After the dark cold of winter, the sight of golden daffodils tossing their sprightly heads in the breeze is a harbinger of spring.
In April 1996, I organized tour to England for Fr. Edgar Parrott, an Episcopal priest and friend, who wanted to offer his congregation an opportunity to explore the roots of the Anglican faith by visiting cathedrals and churches in the south of England.
Thirty people joined the two-week tour that stopped in London, Brighton, Bath, Oxford, and Cambridge. We visited Canterbury, Winchester, Chichester, Wells, Coventry, and Ely cathedrals as well as numerous village churches and historical sites.
Shepherding 30 people on and off of airplanes and tour buses, in and out of hotels, handling baggage logistics, and managing a tour itinerary is hard work. By the time we reached the second week of the tour, I was ready for time alone.
At Anne Hathaway’s cottage in Stratford, I let the group go with our tour guide while I wandered off across the road and down a path into a wood. The peace and quiet of the wood was inviting.
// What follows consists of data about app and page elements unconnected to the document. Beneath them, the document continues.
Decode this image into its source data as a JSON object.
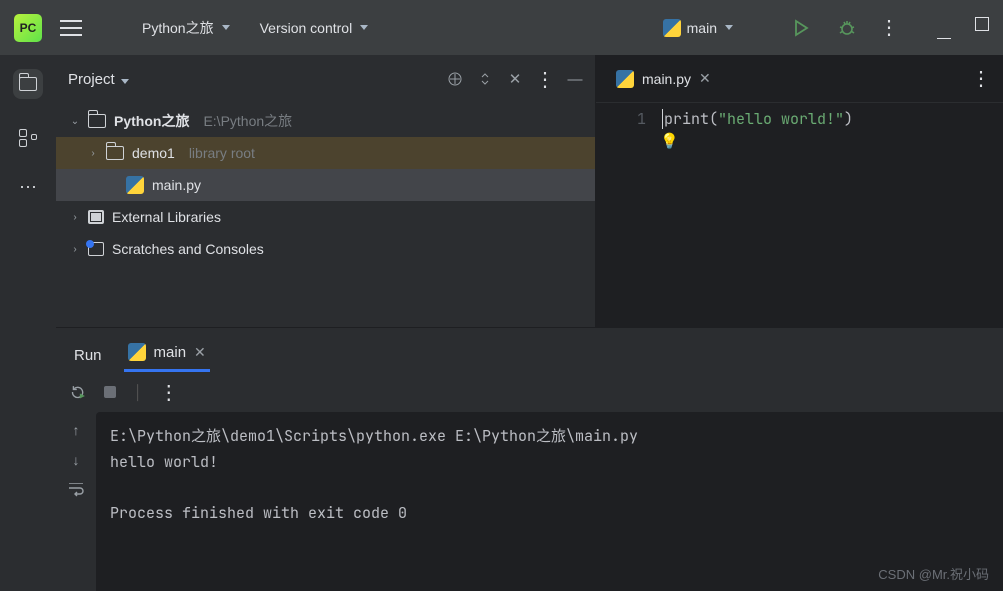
{
  "titlebar": {
    "logo": "PC",
    "project": "Python之旅",
    "vcs": "Version control",
    "run_config": "main"
  },
  "sidebar": {
    "items": [
      "project",
      "structure",
      "more"
    ]
  },
  "project_panel": {
    "title": "Project",
    "tree": {
      "root": {
        "name": "Python之旅",
        "path": "E:\\Python之旅"
      },
      "demo": {
        "name": "demo1",
        "hint": "library root"
      },
      "file": {
        "name": "main.py"
      },
      "ext": "External Libraries",
      "scratch": "Scratches and Consoles"
    }
  },
  "editor": {
    "tab": "main.py",
    "line_no": "1",
    "code": {
      "fn": "print",
      "open": "(",
      "str": "\"hello world!\"",
      "close": ")"
    }
  },
  "run": {
    "tab_label": "Run",
    "config_name": "main",
    "output": {
      "cmd": "E:\\Python之旅\\demo1\\Scripts\\python.exe E:\\Python之旅\\main.py",
      "out": "hello world!",
      "exit": "Process finished with exit code 0"
    }
  },
  "watermark": "CSDN @Mr.祝小码"
}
I walked along the path listening to the soothing sound of the breeze through the trees.
At length, I came to a bridge that crossed a quiet stream. The reflection of the sky and trees on the glossy surface of the still water was magical. As I looked across the stream, my eyes were delighted by hundreds of sprightly daffodils. The sight took away my breath. In that instant, I stood with William Wordsworth coming upon a host of golden daffodils. I’ve never seen daffodils anywhere that compare with the beauty and profusion of those in England.
To freeze the moment, I raised my camera, composed a shot, and snapped the shutter. The photograph of the daffodils at Stratford is the perfect souvenir. I had the photograph enlarged, printed, and framed to hang in my home. I have only to look at it to recall the bliss of that solitary moment.